One thing which I find is the most important featue in the latest build (besides the new GUI) is the front-end optimization feature which allows the Netscaler to reduce load and render times on web pages which are rendered on a client browser, after some intials tests with this feature I was able to save 60% of the load time. Since in most cases a web site is not optimized for speed, and therefore Netscaler might be an important piece there.
But to sum it up so far, I’m really impressed with the latest release and how Citrix has made Netscaler even more powerful with more then 100 more features, and makes it a more key component in most datacenters. Looking forward to the later releases to see what Citrix has up their sleeve!
A couple of days ago I was involved in a case where ICA sessions were suddenly disconnected and the users were unable to reconnect. The setup was a simple ICA-proxy access gateway using the latest build (126) and there were no error messages on the Storefront server.
After involving Citrix support they recommended that we disable AppFlow for the access gateway (since this deployment used Netscaler Insight to monitor ICA sessions) then suddenly things started to work again.
Now I knew that I’ve seen this issue before somewhere on twitter, a quick tweet discovered that someone else has seen the issue as well.
So apparently using Appflow with session reliability is a NO-GO!
If someone has managed to test this with 10.5 please give me some feedback if this has been fixed!
So there has been some fuzz regarding the latest release of Netscaler 10.5 (also codename Tagma) which should been the death of Java GUI within Netscaler. Not quite there yet..
So what has Citrix improved / added in this feature ? Well it is quite a lot. Citrix states that they have added over 100 new features in this release. Beta 1 has just been released to partners, and beta 2 is on its way which is coming mid may.
In the later betaes which are coming there are coming more templates to App and load balancing. But let us focus on the news that’s arrived now.
- HTML5 based GUI
- NITRO SDK for Python
- NITRO for File Operations
- NITRO for ZebOS system
- GSLB Static proximity sync
- SSL configuration Profiles
- CNAME record caching
- Multiple Port CS
- AAA Session Stickiness
- Kerberos Performance
- Jumbo Frames
- Link Redundancy
- TCP BIC and CUBIC
- SPDYv3 Gateway
- SDX Manageability
- Front End Optimization
- Insight Center Enhancements
First of is the GUI which is now mostly pure HTML 5 which makes it quite snappy!

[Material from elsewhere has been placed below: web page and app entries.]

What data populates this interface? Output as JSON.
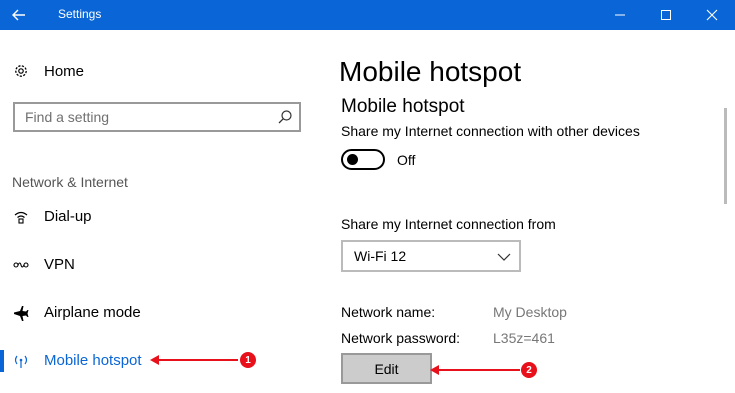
{
  "window": {
    "title": "Settings"
  },
  "sidebar": {
    "home_label": "Home",
    "search_placeholder": "Find a setting",
    "group_label": "Network & Internet",
    "items": [
      {
        "label": "Dial-up",
        "icon": "dialup-icon"
      },
      {
        "label": "VPN",
        "icon": "vpn-icon"
      },
      {
        "label": "Airplane mode",
        "icon": "airplane-icon"
      },
      {
        "label": "Mobile hotspot",
        "icon": "hotspot-icon",
        "active": true
      }
    ]
  },
  "main": {
    "page_title": "Mobile hotspot",
    "section_title": "Mobile hotspot",
    "share_label": "Share my Internet connection with other devices",
    "toggle_state": "Off",
    "from_label": "Share my Internet connection from",
    "connection_value": "Wi-Fi 12",
    "network_name_label": "Network name:",
    "network_name_value": "My Desktop",
    "network_password_label": "Network password:",
    "network_password_value": "L35z=461",
    "edit_label": "Edit"
  },
  "annotations": {
    "badge1": "1",
    "badge2": "2"
  },
  "colors": {
    "accent": "#0a66d6",
    "annotation": "#e8101b"
  }
}
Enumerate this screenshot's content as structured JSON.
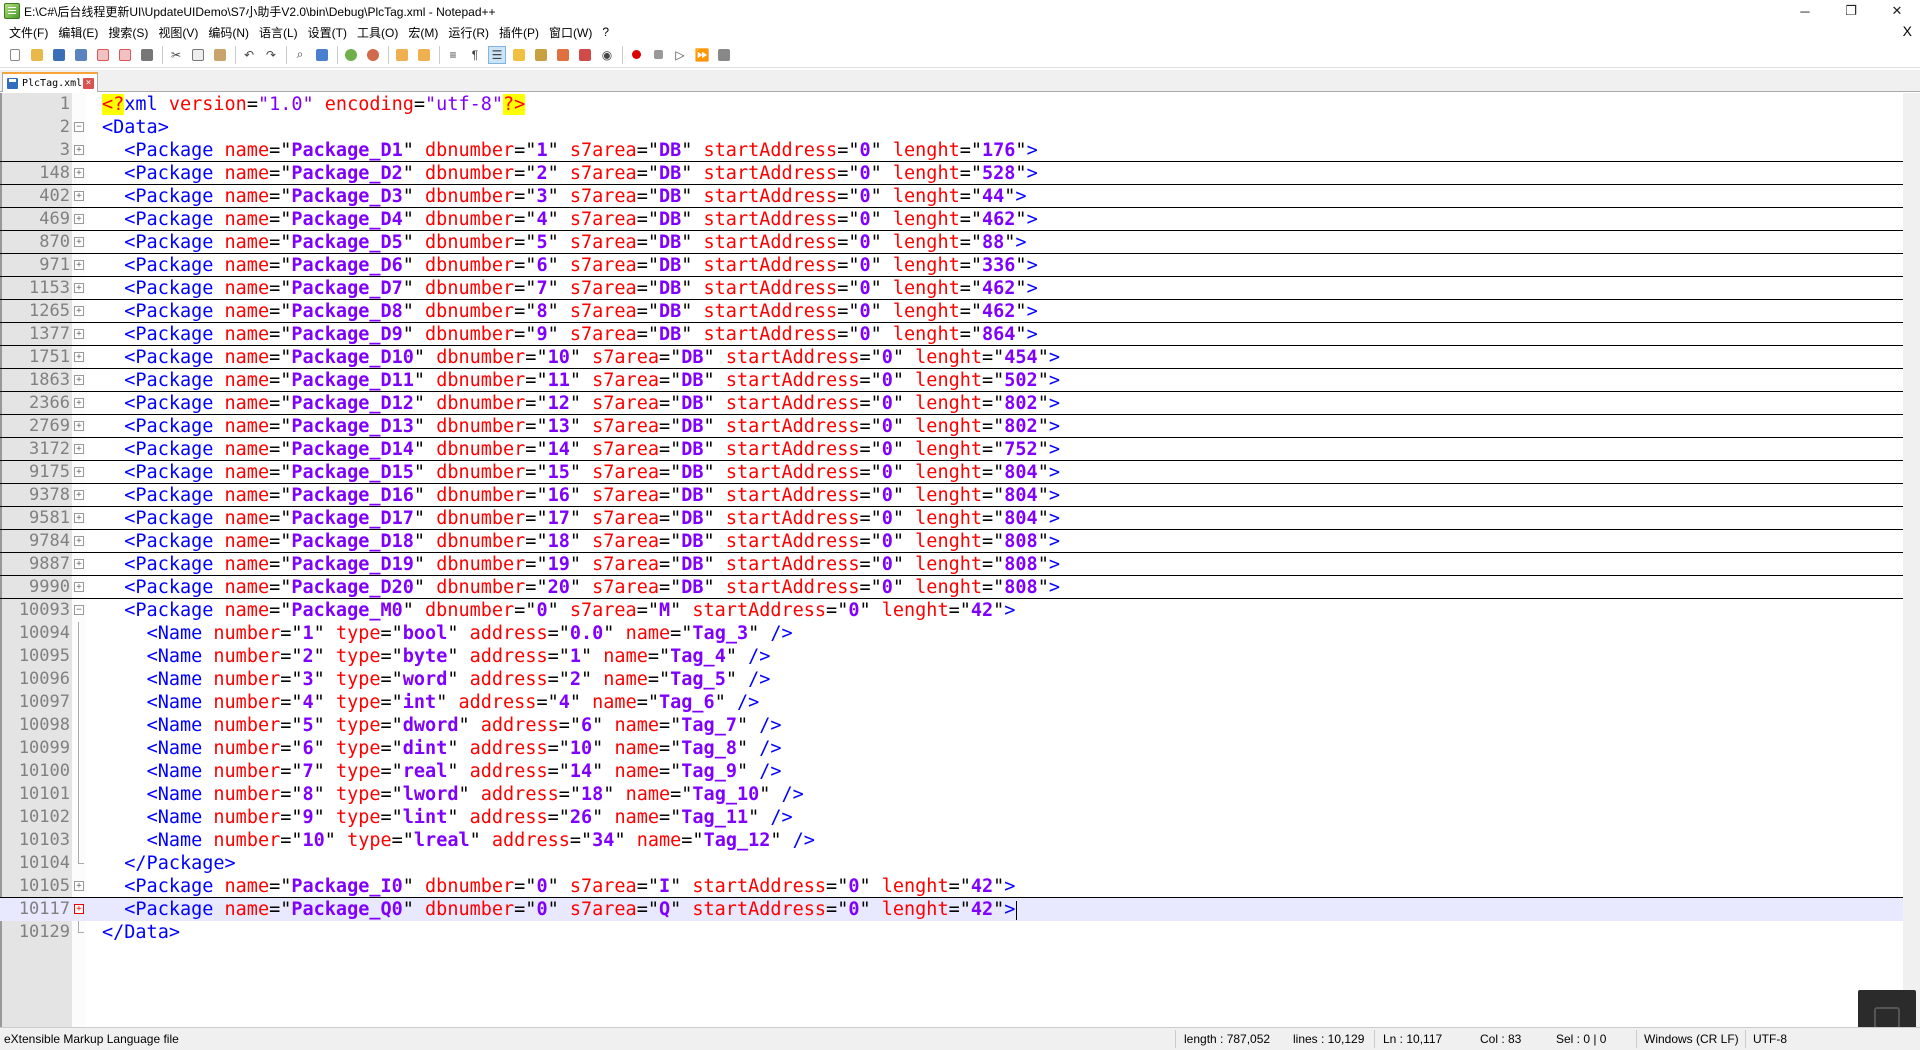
{
  "window": {
    "title": "E:\\C#\\后台线程更新UI\\UpdateUIDemo\\S7小助手V2.0\\bin\\Debug\\PlcTag.xml - Notepad++",
    "controls": [
      "─",
      "❐",
      "✕"
    ]
  },
  "menu": {
    "items": [
      "文件(F)",
      "编辑(E)",
      "搜索(S)",
      "视图(V)",
      "编码(N)",
      "语言(L)",
      "设置(T)",
      "工具(O)",
      "宏(M)",
      "运行(R)",
      "插件(P)",
      "窗口(W)",
      "?"
    ],
    "close": "X"
  },
  "toolbar": {
    "icons": [
      "new-file-icon",
      "open-file-icon",
      "save-icon",
      "save-all-icon",
      "close-icon",
      "close-all-icon",
      "print-icon",
      "cut-icon",
      "copy-icon",
      "paste-icon",
      "undo-icon",
      "redo-icon",
      "find-icon",
      "replace-icon",
      "zoom-in-icon",
      "zoom-out-icon",
      "sync-v-icon",
      "sync-h-icon",
      "word-wrap-icon",
      "all-chars-icon",
      "indent-guide-icon",
      "udl-icon",
      "doc-map-icon",
      "function-list-icon",
      "folder-workspace-icon",
      "monitor-icon",
      "record-macro-icon",
      "stop-record-icon",
      "play-macro-icon",
      "run-macro-multiple-icon",
      "save-macro-icon"
    ]
  },
  "tab": {
    "label": "PlcTag.xml"
  },
  "editor": {
    "lines": [
      {
        "num": "1",
        "kind": "decl"
      },
      {
        "num": "2",
        "kind": "data-open"
      },
      {
        "num": "3",
        "kind": "pkg",
        "name": "Package_D1",
        "db": "1",
        "area": "DB",
        "start": "0",
        "len": "176"
      },
      {
        "num": "148",
        "kind": "pkg",
        "name": "Package_D2",
        "db": "2",
        "area": "DB",
        "start": "0",
        "len": "528"
      },
      {
        "num": "402",
        "kind": "pkg",
        "name": "Package_D3",
        "db": "3",
        "area": "DB",
        "start": "0",
        "len": "44"
      },
      {
        "num": "469",
        "kind": "pkg",
        "name": "Package_D4",
        "db": "4",
        "area": "DB",
        "start": "0",
        "len": "462"
      },
      {
        "num": "870",
        "kind": "pkg",
        "name": "Package_D5",
        "db": "5",
        "area": "DB",
        "start": "0",
        "len": "88"
      },
      {
        "num": "971",
        "kind": "pkg",
        "name": "Package_D6",
        "db": "6",
        "area": "DB",
        "start": "0",
        "len": "336"
      },
      {
        "num": "1153",
        "kind": "pkg",
        "name": "Package_D7",
        "db": "7",
        "area": "DB",
        "start": "0",
        "len": "462"
      },
      {
        "num": "1265",
        "kind": "pkg",
        "name": "Package_D8",
        "db": "8",
        "area": "DB",
        "start": "0",
        "len": "462"
      },
      {
        "num": "1377",
        "kind": "pkg",
        "name": "Package_D9",
        "db": "9",
        "area": "DB",
        "start": "0",
        "len": "864"
      },
      {
        "num": "1751",
        "kind": "pkg",
        "name": "Package_D10",
        "db": "10",
        "area": "DB",
        "start": "0",
        "len": "454"
      },
      {
        "num": "1863",
        "kind": "pkg",
        "name": "Package_D11",
        "db": "11",
        "area": "DB",
        "start": "0",
        "len": "502"
      },
      {
        "num": "2366",
        "kind": "pkg",
        "name": "Package_D12",
        "db": "12",
        "area": "DB",
        "start": "0",
        "len": "802"
      },
      {
        "num": "2769",
        "kind": "pkg",
        "name": "Package_D13",
        "db": "13",
        "area": "DB",
        "start": "0",
        "len": "802"
      },
      {
        "num": "3172",
        "kind": "pkg",
        "name": "Package_D14",
        "db": "14",
        "area": "DB",
        "start": "0",
        "len": "752"
      },
      {
        "num": "9175",
        "kind": "pkg",
        "name": "Package_D15",
        "db": "15",
        "area": "DB",
        "start": "0",
        "len": "804"
      },
      {
        "num": "9378",
        "kind": "pkg",
        "name": "Package_D16",
        "db": "16",
        "area": "DB",
        "start": "0",
        "len": "804"
      },
      {
        "num": "9581",
        "kind": "pkg",
        "name": "Package_D17",
        "db": "17",
        "area": "DB",
        "start": "0",
        "len": "804"
      },
      {
        "num": "9784",
        "kind": "pkg",
        "name": "Package_D18",
        "db": "18",
        "area": "DB",
        "start": "0",
        "len": "808"
      },
      {
        "num": "9887",
        "kind": "pkg",
        "name": "Package_D19",
        "db": "19",
        "area": "DB",
        "start": "0",
        "len": "808"
      },
      {
        "num": "9990",
        "kind": "pkg",
        "name": "Package_D20",
        "db": "20",
        "area": "DB",
        "start": "0",
        "len": "808"
      },
      {
        "num": "10093",
        "kind": "pkg-open",
        "name": "Package_M0",
        "db": "0",
        "area": "M",
        "start": "0",
        "len": "42"
      },
      {
        "num": "10094",
        "kind": "tag",
        "number": "1",
        "type": "bool",
        "address": "0.0",
        "tname": "Tag_3"
      },
      {
        "num": "10095",
        "kind": "tag",
        "number": "2",
        "type": "byte",
        "address": "1",
        "tname": "Tag_4"
      },
      {
        "num": "10096",
        "kind": "tag",
        "number": "3",
        "type": "word",
        "address": "2",
        "tname": "Tag_5"
      },
      {
        "num": "10097",
        "kind": "tag",
        "number": "4",
        "type": "int",
        "address": "4",
        "tname": "Tag_6"
      },
      {
        "num": "10098",
        "kind": "tag",
        "number": "5",
        "type": "dword",
        "address": "6",
        "tname": "Tag_7"
      },
      {
        "num": "10099",
        "kind": "tag",
        "number": "6",
        "type": "dint",
        "address": "10",
        "tname": "Tag_8"
      },
      {
        "num": "10100",
        "kind": "tag",
        "number": "7",
        "type": "real",
        "address": "14",
        "tname": "Tag_9"
      },
      {
        "num": "10101",
        "kind": "tag",
        "number": "8",
        "type": "lword",
        "address": "18",
        "tname": "Tag_10"
      },
      {
        "num": "10102",
        "kind": "tag",
        "number": "9",
        "type": "lint",
        "address": "26",
        "tname": "Tag_11"
      },
      {
        "num": "10103",
        "kind": "tag",
        "number": "10",
        "type": "lreal",
        "address": "34",
        "tname": "Tag_12"
      },
      {
        "num": "10104",
        "kind": "pkg-close"
      },
      {
        "num": "10105",
        "kind": "pkg",
        "name": "Package_I0",
        "db": "0",
        "area": "I",
        "start": "0",
        "len": "42"
      },
      {
        "num": "10117",
        "kind": "pkg",
        "name": "Package_Q0",
        "db": "0",
        "area": "Q",
        "start": "0",
        "len": "42",
        "current": true
      },
      {
        "num": "10129",
        "kind": "data-close"
      }
    ]
  },
  "status": {
    "filetype": "eXtensible Markup Language file",
    "length": "length : 787,052",
    "lines": "lines : 10,129",
    "ln": "Ln : 10,117",
    "col": "Col : 83",
    "sel": "Sel : 0 | 0",
    "eol": "Windows (CR LF)",
    "encoding": "UTF-8"
  }
}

I would say that about 80% of the GUI is now HTML 5, some features such as running trace still uses Java (Im guessing this is something that is going to get fixed in a later release.
So what is new under licensing part ? We can see that there are some new features which appear here, such as Integrated Disk caching and RISE (Which is part of the Cisco platform)
There is also two new “features” within Traffic optimization
* Front End Optimization (Which converts data which is being sent back to the user, such as convert image files)
And we have content accelerator (Which is used for integration with Citrix ByteMobile)
Also setting up a new Netscaler Gateway is also alot easier since we don’t need the Java part anymore.
Also support for LLDP is here, which is a information exchange protocol kinda like CDP (from Cisco) So here is a comparison between the old GUI and the new GUI
There is also a list of new monitors which are built-in
Also support for LACP on interfaces which allows you to team NICs.
Citrix has also added some basic wizards which allow for easier setup against XenDesktop / Sharefile and such.
Also SSL profiles and DTLS profiles
We also have support for Jumbo Frames which allows for up to 9000 bytes of payload instead of 1500.
And one thing that is missing is Edgesight monitoring from Netscaler which looks like it has been removed for good. One thing which I didn’t find in the beta but is mentioned in the video is support for Oracle (which most likely coming in a later beta) o this is just my findings in the latest Beta. ill update when the next beta is coming! Looks like we have much to look forward to!